> [Data for this exercise]:
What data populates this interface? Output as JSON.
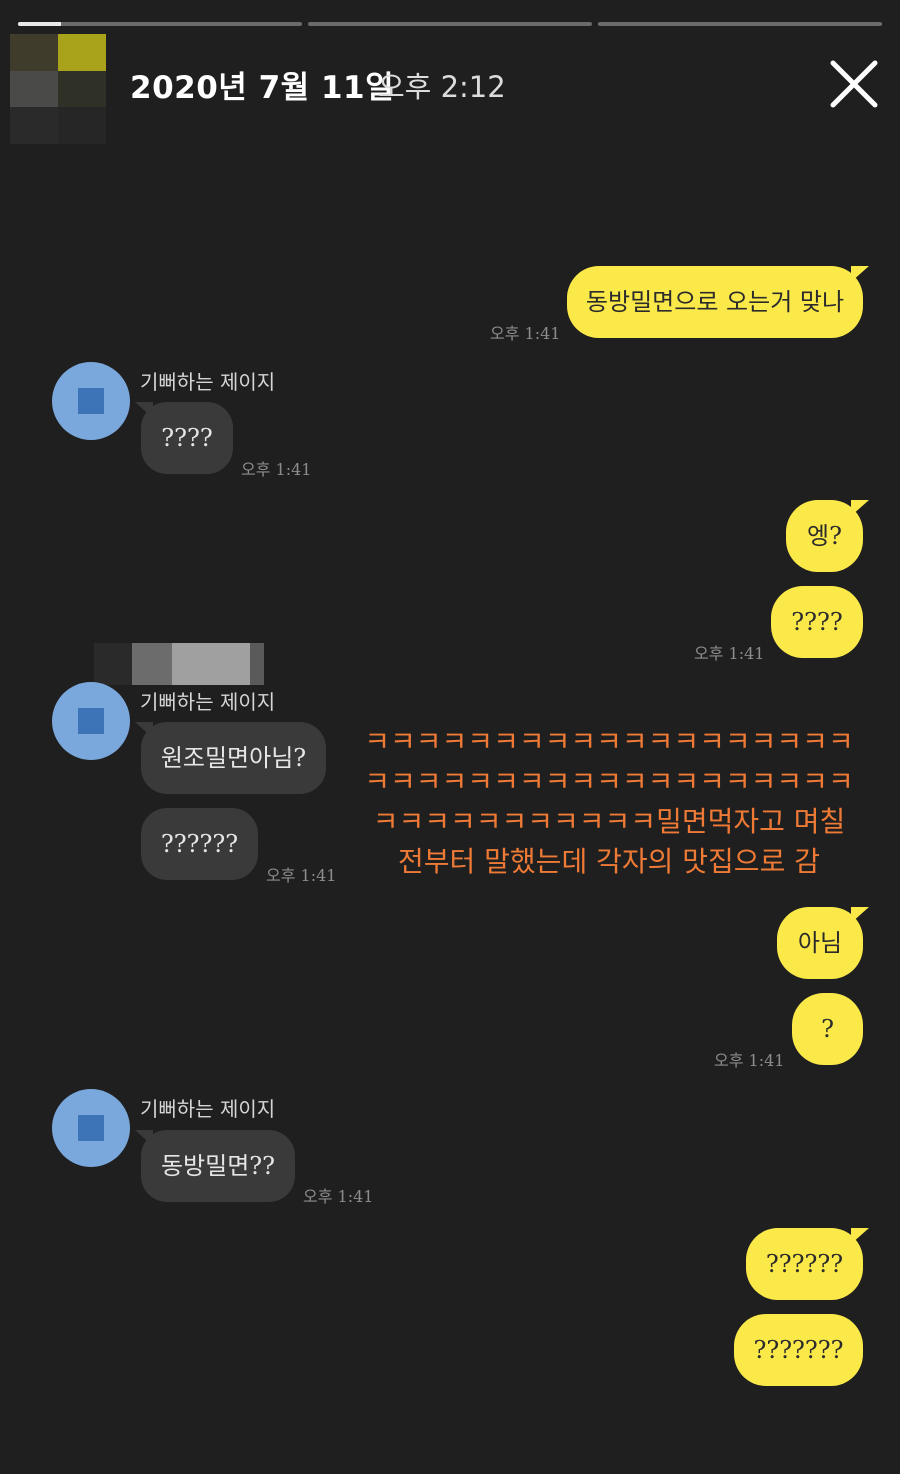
{
  "story": {
    "date": "2020년 7월 11일",
    "time": "오후 2:12",
    "progress": [
      0.15,
      0,
      0
    ]
  },
  "chat": {
    "messages": [
      {
        "id": "m1",
        "side": "out",
        "text": "동방밀면으로 오는거 맞나"
      },
      {
        "id": "m2",
        "side": "in",
        "text": "????"
      },
      {
        "id": "m3",
        "side": "out",
        "text": "엥?"
      },
      {
        "id": "m4",
        "side": "out",
        "text": "????"
      },
      {
        "id": "m5",
        "side": "in",
        "text": "원조밀면아님?"
      },
      {
        "id": "m6",
        "side": "in",
        "text": "??????"
      },
      {
        "id": "m7",
        "side": "out",
        "text": "아님"
      },
      {
        "id": "m8",
        "side": "out",
        "text": "?"
      },
      {
        "id": "m9",
        "side": "in",
        "text": "동방밀면??"
      },
      {
        "id": "m10",
        "side": "out",
        "text": "??????"
      },
      {
        "id": "m11",
        "side": "out",
        "text": "???????"
      }
    ],
    "sender_name": "기뻐하는 제이지",
    "timestamps": [
      "오후 1:41",
      "오후 1:41",
      "오후 1:41",
      "오후 1:41",
      "오후 1:41",
      "오후 1:41"
    ]
  },
  "caption": "ㅋㅋㅋㅋㅋㅋㅋㅋㅋㅋㅋㅋㅋㅋㅋㅋㅋㅋㅋㅋㅋㅋㅋㅋㅋㅋㅋㅋㅋㅋㅋㅋㅋㅋㅋㅋㅋㅋㅋㅋㅋㅋㅋㅋㅋㅋㅋㅋㅋ밀면먹자고 며칠전부터 말했는데 각자의 맛집으로 감",
  "colors": {
    "background": "#1f1f20",
    "outgoing_bubble": "#fbe94a",
    "incoming_bubble": "#3a3a3b",
    "profile_avatar": "#7aa8dc",
    "caption": "#ee7a36"
  },
  "icons": {
    "close": "close-icon",
    "profile": "profile-avatar-icon"
  }
}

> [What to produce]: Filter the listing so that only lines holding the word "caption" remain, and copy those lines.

> [Expected answer]:
  "caption": "ㅋㅋㅋㅋㅋㅋㅋㅋㅋㅋㅋㅋㅋㅋㅋㅋㅋㅋㅋㅋㅋㅋㅋㅋㅋㅋㅋㅋㅋㅋㅋㅋㅋㅋㅋㅋㅋㅋㅋㅋㅋㅋㅋㅋㅋㅋㅋㅋㅋ밀면먹자고 며칠전부터 말했는데 각자의 맛집으로 감",
    "caption": "#ee7a36"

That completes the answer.